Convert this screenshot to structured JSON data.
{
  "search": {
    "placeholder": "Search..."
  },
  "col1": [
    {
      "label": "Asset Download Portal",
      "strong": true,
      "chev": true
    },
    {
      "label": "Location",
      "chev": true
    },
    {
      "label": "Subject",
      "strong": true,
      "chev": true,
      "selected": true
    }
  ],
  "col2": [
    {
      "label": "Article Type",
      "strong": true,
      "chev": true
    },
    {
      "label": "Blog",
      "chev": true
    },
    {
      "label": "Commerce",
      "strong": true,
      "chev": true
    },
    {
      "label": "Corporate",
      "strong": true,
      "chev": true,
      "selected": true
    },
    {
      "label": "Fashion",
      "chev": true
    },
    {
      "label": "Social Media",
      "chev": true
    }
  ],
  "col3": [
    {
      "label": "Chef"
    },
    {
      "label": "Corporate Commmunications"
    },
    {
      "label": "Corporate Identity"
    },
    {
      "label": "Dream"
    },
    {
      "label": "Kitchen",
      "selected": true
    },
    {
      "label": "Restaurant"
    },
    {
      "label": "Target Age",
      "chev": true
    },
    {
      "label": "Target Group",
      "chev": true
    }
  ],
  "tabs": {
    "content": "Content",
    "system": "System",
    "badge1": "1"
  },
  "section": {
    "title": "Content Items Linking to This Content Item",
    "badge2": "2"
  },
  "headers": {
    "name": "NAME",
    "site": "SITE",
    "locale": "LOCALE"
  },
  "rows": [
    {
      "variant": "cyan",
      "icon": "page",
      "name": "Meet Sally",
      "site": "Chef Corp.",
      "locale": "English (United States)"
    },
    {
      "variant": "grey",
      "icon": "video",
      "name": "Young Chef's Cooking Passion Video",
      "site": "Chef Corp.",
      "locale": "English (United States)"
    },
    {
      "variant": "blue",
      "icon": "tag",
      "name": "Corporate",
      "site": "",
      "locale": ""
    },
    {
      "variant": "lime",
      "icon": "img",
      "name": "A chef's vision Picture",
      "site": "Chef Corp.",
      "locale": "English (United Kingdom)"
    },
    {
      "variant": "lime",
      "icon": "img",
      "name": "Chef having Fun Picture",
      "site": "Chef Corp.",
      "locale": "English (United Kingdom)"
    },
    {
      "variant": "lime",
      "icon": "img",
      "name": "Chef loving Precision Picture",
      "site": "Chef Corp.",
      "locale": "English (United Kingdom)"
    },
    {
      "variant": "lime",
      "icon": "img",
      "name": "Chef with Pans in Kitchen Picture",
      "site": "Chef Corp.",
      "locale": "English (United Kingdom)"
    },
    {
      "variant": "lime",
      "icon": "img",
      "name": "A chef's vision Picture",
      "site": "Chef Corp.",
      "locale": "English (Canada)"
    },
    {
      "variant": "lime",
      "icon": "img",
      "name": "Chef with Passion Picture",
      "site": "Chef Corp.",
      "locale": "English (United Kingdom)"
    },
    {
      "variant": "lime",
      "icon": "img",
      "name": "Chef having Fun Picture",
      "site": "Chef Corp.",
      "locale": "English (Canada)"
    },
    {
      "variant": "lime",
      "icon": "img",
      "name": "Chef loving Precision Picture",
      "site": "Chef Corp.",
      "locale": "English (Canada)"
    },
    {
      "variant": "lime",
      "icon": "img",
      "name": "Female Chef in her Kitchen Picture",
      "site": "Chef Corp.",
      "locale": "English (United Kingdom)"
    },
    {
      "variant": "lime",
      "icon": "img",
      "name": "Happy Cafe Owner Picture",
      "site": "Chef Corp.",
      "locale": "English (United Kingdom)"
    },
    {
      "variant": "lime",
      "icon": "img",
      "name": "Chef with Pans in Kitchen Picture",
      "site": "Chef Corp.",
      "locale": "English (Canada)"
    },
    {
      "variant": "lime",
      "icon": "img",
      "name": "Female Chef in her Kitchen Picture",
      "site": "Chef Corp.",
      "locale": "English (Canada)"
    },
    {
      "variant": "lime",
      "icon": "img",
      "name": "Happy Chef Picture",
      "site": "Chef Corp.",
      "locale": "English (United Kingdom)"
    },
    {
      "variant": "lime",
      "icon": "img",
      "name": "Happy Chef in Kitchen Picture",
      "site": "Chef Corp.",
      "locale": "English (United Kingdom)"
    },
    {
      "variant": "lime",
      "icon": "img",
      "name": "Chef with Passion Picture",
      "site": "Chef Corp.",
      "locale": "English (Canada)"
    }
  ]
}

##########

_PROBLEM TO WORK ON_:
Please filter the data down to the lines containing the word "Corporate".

_FINISHED TASK_:
      "label": "Corporate",
      "label": "Corporate Commmunications"
      "label": "Corporate Identity"
      "name": "Corporate",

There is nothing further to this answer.